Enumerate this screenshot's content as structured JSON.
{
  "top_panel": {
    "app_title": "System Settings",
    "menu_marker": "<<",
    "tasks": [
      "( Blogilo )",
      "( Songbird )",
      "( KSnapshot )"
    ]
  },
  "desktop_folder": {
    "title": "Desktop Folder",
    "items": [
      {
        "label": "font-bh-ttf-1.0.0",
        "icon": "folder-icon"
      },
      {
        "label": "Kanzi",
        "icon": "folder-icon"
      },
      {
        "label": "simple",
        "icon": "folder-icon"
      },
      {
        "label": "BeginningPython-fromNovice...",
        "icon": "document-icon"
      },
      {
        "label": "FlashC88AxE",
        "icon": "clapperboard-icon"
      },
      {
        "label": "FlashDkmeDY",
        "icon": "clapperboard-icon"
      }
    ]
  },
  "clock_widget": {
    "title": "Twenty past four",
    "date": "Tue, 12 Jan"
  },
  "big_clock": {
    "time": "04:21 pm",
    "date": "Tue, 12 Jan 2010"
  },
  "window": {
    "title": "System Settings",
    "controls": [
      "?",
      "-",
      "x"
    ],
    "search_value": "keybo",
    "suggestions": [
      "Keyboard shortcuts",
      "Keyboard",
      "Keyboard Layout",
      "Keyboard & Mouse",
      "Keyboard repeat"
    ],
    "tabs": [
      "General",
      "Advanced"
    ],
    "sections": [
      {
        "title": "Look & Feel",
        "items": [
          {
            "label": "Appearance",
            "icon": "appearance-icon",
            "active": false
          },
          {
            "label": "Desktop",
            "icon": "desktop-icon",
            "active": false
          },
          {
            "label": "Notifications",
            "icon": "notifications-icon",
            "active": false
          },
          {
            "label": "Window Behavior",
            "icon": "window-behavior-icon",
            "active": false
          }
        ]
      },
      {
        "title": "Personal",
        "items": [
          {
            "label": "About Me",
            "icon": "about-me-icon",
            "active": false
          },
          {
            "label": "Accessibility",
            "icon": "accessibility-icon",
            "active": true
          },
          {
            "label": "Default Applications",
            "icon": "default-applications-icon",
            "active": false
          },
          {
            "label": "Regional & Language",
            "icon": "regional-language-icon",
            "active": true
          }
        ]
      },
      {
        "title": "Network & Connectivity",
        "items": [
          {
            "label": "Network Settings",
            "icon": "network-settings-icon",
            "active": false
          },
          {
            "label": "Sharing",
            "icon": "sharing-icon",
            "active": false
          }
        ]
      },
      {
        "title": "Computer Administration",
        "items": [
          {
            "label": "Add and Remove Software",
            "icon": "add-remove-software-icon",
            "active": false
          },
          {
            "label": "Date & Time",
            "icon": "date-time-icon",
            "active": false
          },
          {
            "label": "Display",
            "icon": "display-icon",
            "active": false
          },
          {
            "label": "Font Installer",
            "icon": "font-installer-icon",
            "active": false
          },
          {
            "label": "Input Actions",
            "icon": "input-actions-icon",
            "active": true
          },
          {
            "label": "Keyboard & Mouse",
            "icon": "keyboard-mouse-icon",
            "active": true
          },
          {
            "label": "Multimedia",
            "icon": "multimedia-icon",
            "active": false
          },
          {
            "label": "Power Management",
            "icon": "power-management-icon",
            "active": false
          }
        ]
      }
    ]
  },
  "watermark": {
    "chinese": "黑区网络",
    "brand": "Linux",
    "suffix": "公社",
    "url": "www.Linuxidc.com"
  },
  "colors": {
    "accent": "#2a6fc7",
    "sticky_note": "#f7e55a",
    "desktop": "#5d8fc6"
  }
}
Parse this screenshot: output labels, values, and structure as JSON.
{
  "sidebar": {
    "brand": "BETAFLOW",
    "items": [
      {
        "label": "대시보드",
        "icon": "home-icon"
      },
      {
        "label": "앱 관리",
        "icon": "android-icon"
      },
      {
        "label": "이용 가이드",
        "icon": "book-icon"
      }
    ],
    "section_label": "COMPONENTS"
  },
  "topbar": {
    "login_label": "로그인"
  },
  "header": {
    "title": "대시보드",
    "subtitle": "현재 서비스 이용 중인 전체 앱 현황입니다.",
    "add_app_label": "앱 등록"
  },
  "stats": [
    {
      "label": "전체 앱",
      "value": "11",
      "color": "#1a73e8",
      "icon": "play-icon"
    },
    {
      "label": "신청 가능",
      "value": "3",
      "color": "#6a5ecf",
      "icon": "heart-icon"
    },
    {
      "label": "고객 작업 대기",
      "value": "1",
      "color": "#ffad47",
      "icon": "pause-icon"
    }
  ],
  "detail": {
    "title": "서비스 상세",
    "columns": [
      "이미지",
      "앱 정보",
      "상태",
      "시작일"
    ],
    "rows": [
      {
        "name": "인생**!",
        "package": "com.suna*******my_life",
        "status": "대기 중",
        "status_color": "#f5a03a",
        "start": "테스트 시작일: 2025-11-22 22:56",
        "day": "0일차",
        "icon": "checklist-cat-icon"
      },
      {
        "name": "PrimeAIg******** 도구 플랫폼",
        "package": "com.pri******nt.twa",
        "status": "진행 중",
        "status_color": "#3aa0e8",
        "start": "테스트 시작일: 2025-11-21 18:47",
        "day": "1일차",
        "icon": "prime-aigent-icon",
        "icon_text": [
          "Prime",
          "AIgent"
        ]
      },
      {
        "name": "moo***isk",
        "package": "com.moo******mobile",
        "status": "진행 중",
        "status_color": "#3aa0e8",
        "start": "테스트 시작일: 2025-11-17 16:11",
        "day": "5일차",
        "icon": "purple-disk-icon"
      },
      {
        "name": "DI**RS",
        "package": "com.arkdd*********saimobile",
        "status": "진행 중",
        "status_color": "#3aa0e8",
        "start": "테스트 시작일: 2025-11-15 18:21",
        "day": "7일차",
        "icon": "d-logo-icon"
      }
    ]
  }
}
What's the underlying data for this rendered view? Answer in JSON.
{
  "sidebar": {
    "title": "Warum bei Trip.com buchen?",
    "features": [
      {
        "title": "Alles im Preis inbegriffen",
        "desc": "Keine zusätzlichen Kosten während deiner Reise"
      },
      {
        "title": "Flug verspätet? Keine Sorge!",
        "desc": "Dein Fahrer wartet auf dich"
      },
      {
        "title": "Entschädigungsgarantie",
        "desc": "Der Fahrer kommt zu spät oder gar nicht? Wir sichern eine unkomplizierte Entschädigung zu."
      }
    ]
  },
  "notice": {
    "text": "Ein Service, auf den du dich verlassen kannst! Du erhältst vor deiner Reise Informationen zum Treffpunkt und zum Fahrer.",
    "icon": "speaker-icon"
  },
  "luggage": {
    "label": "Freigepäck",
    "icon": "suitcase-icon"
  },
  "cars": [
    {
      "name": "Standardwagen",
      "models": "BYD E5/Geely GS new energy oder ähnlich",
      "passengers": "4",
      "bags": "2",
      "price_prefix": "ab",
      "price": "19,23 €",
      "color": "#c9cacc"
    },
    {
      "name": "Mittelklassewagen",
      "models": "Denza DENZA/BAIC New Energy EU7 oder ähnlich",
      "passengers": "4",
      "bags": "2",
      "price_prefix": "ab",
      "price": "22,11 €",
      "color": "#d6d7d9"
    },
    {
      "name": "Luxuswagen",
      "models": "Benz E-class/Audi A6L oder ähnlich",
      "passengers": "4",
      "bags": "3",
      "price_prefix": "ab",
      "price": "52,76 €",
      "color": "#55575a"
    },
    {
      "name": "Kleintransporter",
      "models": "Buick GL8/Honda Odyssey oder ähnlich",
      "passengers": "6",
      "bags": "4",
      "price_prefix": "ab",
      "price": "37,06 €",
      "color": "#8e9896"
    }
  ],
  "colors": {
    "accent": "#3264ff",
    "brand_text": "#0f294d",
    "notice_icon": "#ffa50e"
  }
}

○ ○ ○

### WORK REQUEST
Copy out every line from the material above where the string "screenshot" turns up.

### YOUR SOLUTION
Enumerate this screenshot's content as structured JSON.
Parse this screenshot: output labels, values, and structure as JSON.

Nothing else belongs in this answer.